Energy giant EdF said this week that the new coalition government’s plan to axe the Infrastructure Planning Commission (IPC) would not hamper its new nuclear programme.
EdF is planning to build nuclear power stations at Hinkley Point in Somerset and Sizewell in Suffolk.
Its planning application for Hinkley Point was expected to be one of the first schemes examined by the IPC and it began considering applications on 1 March.
It was designed to fast-track projects of national importance, including a new round of new nuclear power stations.
However, the coalition government has vowed to scrap the IPC in its first parliament via the Decentralisation and Localism Bill. It was introduced in last month’s Queen’s Speech.
EdF said it was happy to push ahead under the coalition’s new system, which will retain national policy statements (NPS) as the basis for major planning decisions.
“Commitments are in place on a low carbon future and on planning reform for major infrastructure,” said an EdF spokesman.
“Vital next steps are for the NPS on energy infrastructure to be brought before Parliament for ratification by a vote, as set out in the coalition agreement.

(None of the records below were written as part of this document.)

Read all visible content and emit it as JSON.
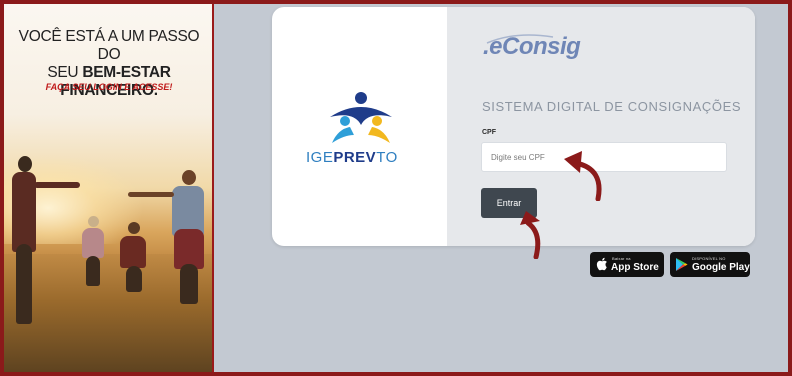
{
  "banner": {
    "headline_line1": "VOCÊ ESTÁ A UM PASSO DO",
    "headline_line2_regular": "SEU ",
    "headline_line2_bold": "BEM-ESTAR FINANCEIRO.",
    "cta": "FAÇA SEU LOGIN E ACESSE!"
  },
  "brand": {
    "logo_part1": "IGE",
    "logo_part2": "PREV",
    "logo_part3": "TO"
  },
  "login": {
    "product_logo": ".eConsig",
    "system_title": "SISTEMA DIGITAL DE CONSIGNAÇÕES",
    "cpf_label": "CPF",
    "cpf_placeholder": "Digite seu CPF",
    "cpf_value": "",
    "submit_label": "Entrar"
  },
  "stores": {
    "apple_small": "Baixar na",
    "apple_big": "App Store",
    "google_small": "DISPONÍVEL NO",
    "google_big": "Google Play"
  },
  "colors": {
    "frame_border": "#8b1a1a",
    "page_bg": "#c3c9d2",
    "button_bg": "#3f474f",
    "arrow": "#8b1a1a",
    "econsig_blue": "#6f86b6"
  },
  "icons": [
    "igeprevto-logo-icon",
    "apple-icon",
    "google-play-icon",
    "arrow-annotation-icon"
  ]
}
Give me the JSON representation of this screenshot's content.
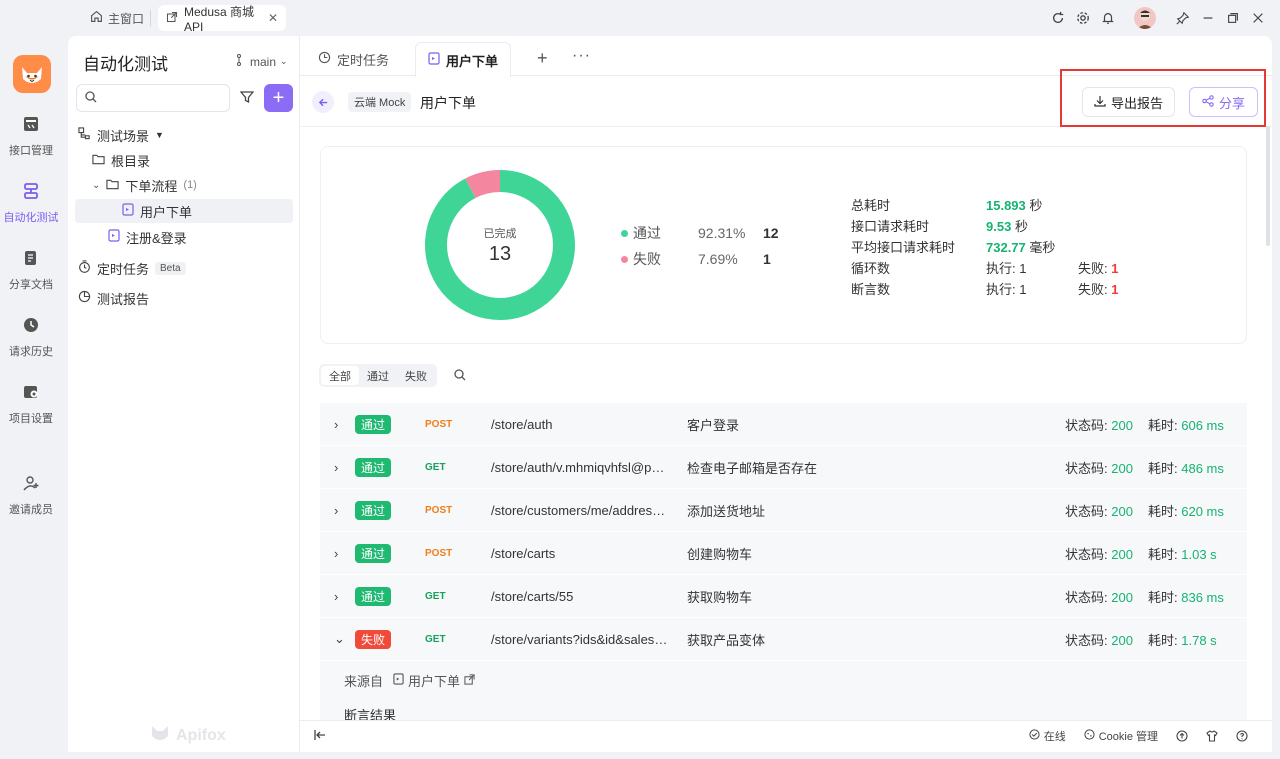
{
  "titlebar": {
    "home_tab": "主窗口",
    "project_tab": "Medusa 商城 API"
  },
  "leftnav": [
    {
      "label": "接口管理",
      "icon": "api-icon"
    },
    {
      "label": "自动化测试",
      "icon": "automation-icon"
    },
    {
      "label": "分享文档",
      "icon": "share-doc-icon"
    },
    {
      "label": "请求历史",
      "icon": "history-icon"
    },
    {
      "label": "项目设置",
      "icon": "settings-icon"
    },
    {
      "label": "邀请成员",
      "icon": "invite-icon"
    }
  ],
  "sidebar": {
    "title": "自动化测试",
    "branch": "main",
    "search_placeholder": "",
    "tree": {
      "scenes_label": "测试场景",
      "root": "根目录",
      "folder": "下单流程",
      "folder_count": "(1)",
      "active_item": "用户下单",
      "item2": "注册&登录",
      "scheduled": "定时任务",
      "beta": "Beta",
      "reports": "测试报告"
    },
    "watermark": "Apifox"
  },
  "tabs": [
    {
      "label": "定时任务"
    },
    {
      "label": "用户下单"
    }
  ],
  "header": {
    "mock_badge": "云端 Mock",
    "title": "用户下单",
    "export_label": "导出报告",
    "share_label": "分享"
  },
  "summary": {
    "center_label": "已完成",
    "total": "13",
    "pass_label": "通过",
    "pass_pct": "92.31%",
    "pass_count": "12",
    "fail_label": "失败",
    "fail_pct": "7.69%",
    "fail_count": "1",
    "pass_color": "#3ed597",
    "fail_color": "#f4879f",
    "pass_fraction": 0.9231,
    "stats": {
      "total_time_label": "总耗时",
      "total_time_value": "15.893",
      "total_time_unit": "秒",
      "req_time_label": "接口请求耗时",
      "req_time_value": "9.53",
      "req_time_unit": "秒",
      "avg_time_label": "平均接口请求耗时",
      "avg_time_value": "732.77",
      "avg_time_unit": "毫秒",
      "loops_label": "循环数",
      "loops_exec": "执行: 1",
      "loops_fail_label": "失败:",
      "loops_fail": "1",
      "asserts_label": "断言数",
      "asserts_exec": "执行: 1",
      "asserts_fail_label": "失败:",
      "asserts_fail": "1"
    }
  },
  "filters": [
    "全部",
    "通过",
    "失败"
  ],
  "results": [
    {
      "status": "通过",
      "ok": true,
      "method": "POST",
      "path": "/store/auth",
      "desc": "客户登录",
      "code_label": "状态码:",
      "code": "200",
      "time_label": "耗时:",
      "time": "606 ms"
    },
    {
      "status": "通过",
      "ok": true,
      "method": "GET",
      "path": "/store/auth/v.mhmiqvhfsl@pbl...",
      "desc": "检查电子邮箱是否存在",
      "code_label": "状态码:",
      "code": "200",
      "time_label": "耗时:",
      "time": "486 ms"
    },
    {
      "status": "通过",
      "ok": true,
      "method": "POST",
      "path": "/store/customers/me/addresses",
      "desc": "添加送货地址",
      "code_label": "状态码:",
      "code": "200",
      "time_label": "耗时:",
      "time": "620 ms"
    },
    {
      "status": "通过",
      "ok": true,
      "method": "POST",
      "path": "/store/carts",
      "desc": "创建购物车",
      "code_label": "状态码:",
      "code": "200",
      "time_label": "耗时:",
      "time": "1.03 s"
    },
    {
      "status": "通过",
      "ok": true,
      "method": "GET",
      "path": "/store/carts/55",
      "desc": "获取购物车",
      "code_label": "状态码:",
      "code": "200",
      "time_label": "耗时:",
      "time": "836 ms"
    },
    {
      "status": "失败",
      "ok": false,
      "method": "GET",
      "path": "/store/variants?ids&id&sales_c...",
      "desc": "获取产品变体",
      "code_label": "状态码:",
      "code": "200",
      "time_label": "耗时:",
      "time": "1.78 s"
    }
  ],
  "detail": {
    "source_label": "来源自",
    "source_link": "用户下单",
    "assert_label": "断言结果"
  },
  "bottombar": {
    "online": "在线",
    "cookie": "Cookie 管理"
  }
}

Whether EdF could make an application to the IPC before it is formally disbanded remains unclear. The Department for Communities and Local Government said the coalition had pledged to change the IPC so any applications will be going through “the successor system”.
But the Department for Energy and Climate Change said it depended on the timing of applications.

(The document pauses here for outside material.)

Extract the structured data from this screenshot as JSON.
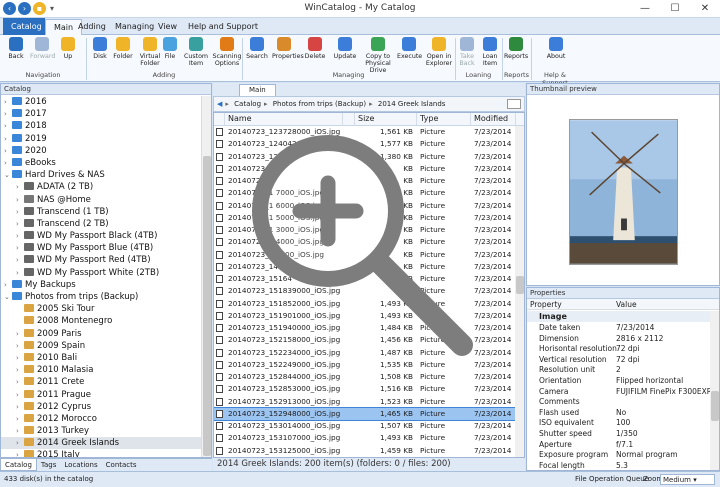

“If submissions are made before the IPC is abolished, then the IPC will take the projects through, but if applications go in afterwards, then they will be seen by the new organisation,” said a spokesman.